* [Task objective]: Reproduce the entire listing below exactly.

Data for this task section start

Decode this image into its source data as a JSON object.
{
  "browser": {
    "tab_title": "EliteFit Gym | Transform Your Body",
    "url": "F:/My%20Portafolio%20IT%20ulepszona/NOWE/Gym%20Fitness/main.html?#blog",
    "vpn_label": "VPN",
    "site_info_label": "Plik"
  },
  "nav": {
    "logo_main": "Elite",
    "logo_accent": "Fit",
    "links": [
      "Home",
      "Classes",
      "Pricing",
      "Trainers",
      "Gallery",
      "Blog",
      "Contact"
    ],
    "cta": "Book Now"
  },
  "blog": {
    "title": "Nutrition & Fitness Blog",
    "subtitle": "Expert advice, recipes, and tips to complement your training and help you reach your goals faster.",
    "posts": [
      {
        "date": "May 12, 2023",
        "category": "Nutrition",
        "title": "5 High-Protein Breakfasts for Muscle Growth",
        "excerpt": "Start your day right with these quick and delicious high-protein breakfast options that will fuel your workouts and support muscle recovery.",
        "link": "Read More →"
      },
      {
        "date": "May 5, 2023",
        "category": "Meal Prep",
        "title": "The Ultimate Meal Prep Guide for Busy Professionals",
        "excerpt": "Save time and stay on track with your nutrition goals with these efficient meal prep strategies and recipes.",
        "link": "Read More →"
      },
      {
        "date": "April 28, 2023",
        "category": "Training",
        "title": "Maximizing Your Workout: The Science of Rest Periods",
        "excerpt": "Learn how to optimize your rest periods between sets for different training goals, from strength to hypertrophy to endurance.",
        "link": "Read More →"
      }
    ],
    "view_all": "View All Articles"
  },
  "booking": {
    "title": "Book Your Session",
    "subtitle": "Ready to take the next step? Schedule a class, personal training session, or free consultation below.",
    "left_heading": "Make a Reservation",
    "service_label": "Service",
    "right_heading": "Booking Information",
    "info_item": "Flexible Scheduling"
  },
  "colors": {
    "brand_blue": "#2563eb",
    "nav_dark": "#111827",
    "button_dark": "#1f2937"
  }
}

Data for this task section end

* [Response below]:
Decode this image into its source data as a JSON object.
{
  "browser": {
    "tab_title": "EliteFit Gym | Transform Your Body",
    "url": "F:/My%20Portafolio%20IT%20ulepszona/NOWE/Gym%20Fitness/main.html?#blog",
    "vpn_label": "VPN",
    "site_info_label": "Plik"
  },
  "nav": {
    "logo_main": "Elite",
    "logo_accent": "Fit",
    "links": [
      "Home",
      "Classes",
      "Pricing",
      "Trainers",
      "Gallery",
      "Blog",
      "Contact"
    ],
    "cta": "Book Now"
  },
  "blog": {
    "title": "Nutrition & Fitness Blog",
    "subtitle": "Expert advice, recipes, and tips to complement your training and help you reach your goals faster.",
    "posts": [
      {
        "date": "May 12, 2023",
        "category": "Nutrition",
        "title": "5 High-Protein Breakfasts for Muscle Growth",
        "excerpt": "Start your day right with these quick and delicious high-protein breakfast options that will fuel your workouts and support muscle recovery.",
        "link": "Read More →"
      },
      {
        "date": "May 5, 2023",
        "category": "Meal Prep",
        "title": "The Ultimate Meal Prep Guide for Busy Professionals",
        "excerpt": "Save time and stay on track with your nutrition goals with these efficient meal prep strategies and recipes.",
        "link": "Read More →"
      },
      {
        "date": "April 28, 2023",
        "category": "Training",
        "title": "Maximizing Your Workout: The Science of Rest Periods",
        "excerpt": "Learn how to optimize your rest periods between sets for different training goals, from strength to hypertrophy to endurance.",
        "link": "Read More →"
      }
    ],
    "view_all": "View All Articles"
  },
  "booking": {
    "title": "Book Your Session",
    "subtitle": "Ready to take the next step? Schedule a class, personal training session, or free consultation below.",
    "left_heading": "Make a Reservation",
    "service_label": "Service",
    "right_heading": "Booking Information",
    "info_item": "Flexible Scheduling"
  },
  "colors": {
    "brand_blue": "#2563eb",
    "nav_dark": "#111827",
    "button_dark": "#1f2937"
  }
}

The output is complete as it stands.